The agreement, which is set to generate approximately SEK 30 million (US$3 million) in 2020, will include process, analytical, and formulation development; process scale-up; and manufacturing of toxicology and clinical-grade material in 200-L and 1000-L scale of the drug for Cancer Research UK, according to the release.
The drug will be produced at BioInvent’s manufacturing facility, which is based on disposable technology and can produce batches in sizes from 40 L to 1000 L.
“We are very pleased to have concluded an agreement to provide this service to Cancer Research UK and are looking forward to producing Hummingbird’s drug candidate for clinical trials. The fact that BioInvent has its own production facility gives us added flexibility, meaning we can develop our proprietary immuno-oncology programs more efficiently, and also generate revenue from our services to help fund our pipeline,” says Martin Welschof, CEO of BioInvent, in the press release.
HMBD-001 is the only anti-HER3 antibody that attaches to the most critical region involved in activation, turning off this signal completely, according to the release. If successful in clinical trials, the drug could be used for the treatment of several cancers and be effective against drug resistant cancers.

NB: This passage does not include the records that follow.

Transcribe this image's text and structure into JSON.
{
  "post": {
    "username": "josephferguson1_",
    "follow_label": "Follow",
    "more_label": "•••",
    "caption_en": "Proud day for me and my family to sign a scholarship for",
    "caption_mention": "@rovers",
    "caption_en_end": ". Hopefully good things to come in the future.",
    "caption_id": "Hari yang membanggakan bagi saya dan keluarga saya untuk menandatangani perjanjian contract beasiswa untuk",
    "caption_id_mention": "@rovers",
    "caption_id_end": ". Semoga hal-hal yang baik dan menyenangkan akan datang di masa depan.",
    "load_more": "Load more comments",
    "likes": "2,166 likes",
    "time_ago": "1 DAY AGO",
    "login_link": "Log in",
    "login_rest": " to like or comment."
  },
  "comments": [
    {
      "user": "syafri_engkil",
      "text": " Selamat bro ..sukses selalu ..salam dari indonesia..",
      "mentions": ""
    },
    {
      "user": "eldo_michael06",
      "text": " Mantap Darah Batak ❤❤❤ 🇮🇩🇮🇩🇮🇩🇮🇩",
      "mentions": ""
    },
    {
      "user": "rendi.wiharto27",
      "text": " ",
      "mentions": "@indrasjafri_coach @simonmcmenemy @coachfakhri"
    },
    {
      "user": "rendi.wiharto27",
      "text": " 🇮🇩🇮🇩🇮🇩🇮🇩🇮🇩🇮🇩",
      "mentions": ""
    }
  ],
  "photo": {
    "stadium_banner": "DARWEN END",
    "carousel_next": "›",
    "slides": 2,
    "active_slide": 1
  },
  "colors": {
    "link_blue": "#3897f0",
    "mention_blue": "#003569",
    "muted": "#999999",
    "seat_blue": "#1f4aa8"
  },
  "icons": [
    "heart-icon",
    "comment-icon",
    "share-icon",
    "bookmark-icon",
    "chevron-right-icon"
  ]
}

“We are delighted to be partnering with BioInvent who will produce Hummingbird Bioscience’s anti-HER3 antibody, ready to be tested in clinical trials,” said Dr. Nigel Blackburn, Cancer Research UK’s director of drug development, in the press release. “Our clinical development partnerships fast track promising new treatments like this through one of the most difficult stages of drug development, benefitting people with cancer much sooner.”